▶ _Description of the task_:
Whatever appears in the listing must be reproduced exactly.

________________________________________

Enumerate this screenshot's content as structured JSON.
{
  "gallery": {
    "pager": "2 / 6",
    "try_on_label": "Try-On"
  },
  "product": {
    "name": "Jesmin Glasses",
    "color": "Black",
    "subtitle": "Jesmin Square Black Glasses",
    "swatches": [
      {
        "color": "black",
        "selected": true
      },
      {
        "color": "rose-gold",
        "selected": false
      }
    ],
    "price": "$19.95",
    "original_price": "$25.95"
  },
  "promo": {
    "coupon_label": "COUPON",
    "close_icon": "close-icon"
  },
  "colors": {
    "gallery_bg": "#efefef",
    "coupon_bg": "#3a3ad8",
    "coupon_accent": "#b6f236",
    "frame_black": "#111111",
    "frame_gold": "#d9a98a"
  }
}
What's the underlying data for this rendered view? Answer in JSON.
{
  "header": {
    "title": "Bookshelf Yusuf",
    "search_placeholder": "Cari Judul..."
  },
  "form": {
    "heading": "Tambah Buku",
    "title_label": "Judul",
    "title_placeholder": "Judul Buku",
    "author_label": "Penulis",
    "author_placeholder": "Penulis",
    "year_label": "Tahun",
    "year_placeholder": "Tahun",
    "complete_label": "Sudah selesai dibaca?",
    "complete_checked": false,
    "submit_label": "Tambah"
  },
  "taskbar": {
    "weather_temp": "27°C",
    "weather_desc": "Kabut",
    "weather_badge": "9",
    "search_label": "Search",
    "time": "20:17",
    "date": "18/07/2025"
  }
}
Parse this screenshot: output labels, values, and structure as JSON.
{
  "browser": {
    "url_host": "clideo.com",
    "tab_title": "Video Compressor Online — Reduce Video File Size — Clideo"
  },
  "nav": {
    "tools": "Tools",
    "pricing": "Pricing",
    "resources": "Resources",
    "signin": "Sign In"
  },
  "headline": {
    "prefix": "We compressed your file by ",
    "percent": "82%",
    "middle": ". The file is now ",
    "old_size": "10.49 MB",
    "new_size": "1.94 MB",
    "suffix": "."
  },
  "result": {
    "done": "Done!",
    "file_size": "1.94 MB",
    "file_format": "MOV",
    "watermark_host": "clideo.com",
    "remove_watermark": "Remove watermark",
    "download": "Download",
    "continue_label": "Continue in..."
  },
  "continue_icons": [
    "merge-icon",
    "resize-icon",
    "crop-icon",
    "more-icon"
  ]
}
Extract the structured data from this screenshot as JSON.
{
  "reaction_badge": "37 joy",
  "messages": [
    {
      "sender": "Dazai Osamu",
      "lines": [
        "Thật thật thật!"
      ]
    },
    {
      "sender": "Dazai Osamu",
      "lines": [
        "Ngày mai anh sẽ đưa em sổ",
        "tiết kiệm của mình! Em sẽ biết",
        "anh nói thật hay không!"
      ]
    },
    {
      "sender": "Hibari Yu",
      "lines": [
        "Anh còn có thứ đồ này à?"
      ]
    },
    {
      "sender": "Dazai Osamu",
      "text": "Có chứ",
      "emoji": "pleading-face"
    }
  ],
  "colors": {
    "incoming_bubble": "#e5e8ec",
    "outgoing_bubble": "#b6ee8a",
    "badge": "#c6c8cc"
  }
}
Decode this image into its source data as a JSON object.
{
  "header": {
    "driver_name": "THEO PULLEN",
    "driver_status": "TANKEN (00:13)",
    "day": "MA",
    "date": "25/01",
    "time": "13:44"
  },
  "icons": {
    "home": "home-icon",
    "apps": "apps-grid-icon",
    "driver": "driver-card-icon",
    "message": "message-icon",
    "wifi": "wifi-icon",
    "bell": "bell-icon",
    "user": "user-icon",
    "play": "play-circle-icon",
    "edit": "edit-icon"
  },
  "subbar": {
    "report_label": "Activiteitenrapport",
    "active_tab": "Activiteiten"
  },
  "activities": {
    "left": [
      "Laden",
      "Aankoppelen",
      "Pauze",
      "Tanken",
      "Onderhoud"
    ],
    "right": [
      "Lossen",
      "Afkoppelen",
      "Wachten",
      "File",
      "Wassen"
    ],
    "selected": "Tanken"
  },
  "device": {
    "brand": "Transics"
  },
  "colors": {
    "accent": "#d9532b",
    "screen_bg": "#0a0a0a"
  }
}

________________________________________

▶ _Solution_:
Enumerate this screenshot's content as structured JSON.
{
  "gallery": {
    "pager": "2 / 6",
    "try_on_label": "Try-On"
  },
  "product": {
    "name": "Jesmin Glasses",
    "color": "Black",
    "subtitle": "Jesmin Square Black Glasses",
    "swatches": [
      {
        "color": "black",
        "selected": true
      },
      {
        "color": "rose-gold",
        "selected": false
      }
    ],
    "price": "$19.95",
    "original_price": "$25.95"
  },
  "promo": {
    "coupon_label": "COUPON",
    "close_icon": "close-icon"
  },
  "colors": {
    "gallery_bg": "#efefef",
    "coupon_bg": "#3a3ad8",
    "coupon_accent": "#b6f236",
    "frame_black": "#111111",
    "frame_gold": "#d9a98a"
  }
}
What's the underlying data for this rendered view? Answer in JSON.
{
  "header": {
    "title": "Bookshelf Yusuf",
    "search_placeholder": "Cari Judul..."
  },
  "form": {
    "heading": "Tambah Buku",
    "title_label": "Judul",
    "title_placeholder": "Judul Buku",
    "author_label": "Penulis",
    "author_placeholder": "Penulis",
    "year_label": "Tahun",
    "year_placeholder": "Tahun",
    "complete_label": "Sudah selesai dibaca?",
    "complete_checked": false,
    "submit_label": "Tambah"
  },
  "taskbar": {
    "weather_temp": "27°C",
    "weather_desc": "Kabut",
    "weather_badge": "9",
    "search_label": "Search",
    "time": "20:17",
    "date": "18/07/2025"
  }
}
Parse this screenshot: output labels, values, and structure as JSON.
{
  "browser": {
    "url_host": "clideo.com",
    "tab_title": "Video Compressor Online — Reduce Video File Size — Clideo"
  },
  "nav": {
    "tools": "Tools",
    "pricing": "Pricing",
    "resources": "Resources",
    "signin": "Sign In"
  },
  "headline": {
    "prefix": "We compressed your file by ",
    "percent": "82%",
    "middle": ". The file is now ",
    "old_size": "10.49 MB",
    "new_size": "1.94 MB",
    "suffix": "."
  },
  "result": {
    "done": "Done!",
    "file_size": "1.94 MB",
    "file_format": "MOV",
    "watermark_host": "clideo.com",
    "remove_watermark": "Remove watermark",
    "download": "Download",
    "continue_label": "Continue in..."
  },
  "continue_icons": [
    "merge-icon",
    "resize-icon",
    "crop-icon",
    "more-icon"
  ]
}
Extract the structured data from this screenshot as JSON.
{
  "reaction_badge": "37 joy",
  "messages": [
    {
      "sender": "Dazai Osamu",
      "lines": [
        "Thật thật thật!"
      ]
    },
    {
      "sender": "Dazai Osamu",
      "lines": [
        "Ngày mai anh sẽ đưa em sổ",
        "tiết kiệm của mình! Em sẽ biết",
        "anh nói thật hay không!"
      ]
    },
    {
      "sender": "Hibari Yu",
      "lines": [
        "Anh còn có thứ đồ này à?"
      ]
    },
    {
      "sender": "Dazai Osamu",
      "text": "Có chứ",
      "emoji": "pleading-face"
    }
  ],
  "colors": {
    "incoming_bubble": "#e5e8ec",
    "outgoing_bubble": "#b6ee8a",
    "badge": "#c6c8cc"
  }
}
Decode this image into its source data as a JSON object.
{
  "header": {
    "driver_name": "THEO PULLEN",
    "driver_status": "TANKEN (00:13)",
    "day": "MA",
    "date": "25/01",
    "time": "13:44"
  },
  "icons": {
    "home": "home-icon",
    "apps": "apps-grid-icon",
    "driver": "driver-card-icon",
    "message": "message-icon",
    "wifi": "wifi-icon",
    "bell": "bell-icon",
    "user": "user-icon",
    "play": "play-circle-icon",
    "edit": "edit-icon"
  },
  "subbar": {
    "report_label": "Activiteitenrapport",
    "active_tab": "Activiteiten"
  },
  "activities": {
    "left": [
      "Laden",
      "Aankoppelen",
      "Pauze",
      "Tanken",
      "Onderhoud"
    ],
    "right": [
      "Lossen",
      "Afkoppelen",
      "Wachten",
      "File",
      "Wassen"
    ],
    "selected": "Tanken"
  },
  "device": {
    "brand": "Transics"
  },
  "colors": {
    "accent": "#d9532b",
    "screen_bg": "#0a0a0a"
  }
}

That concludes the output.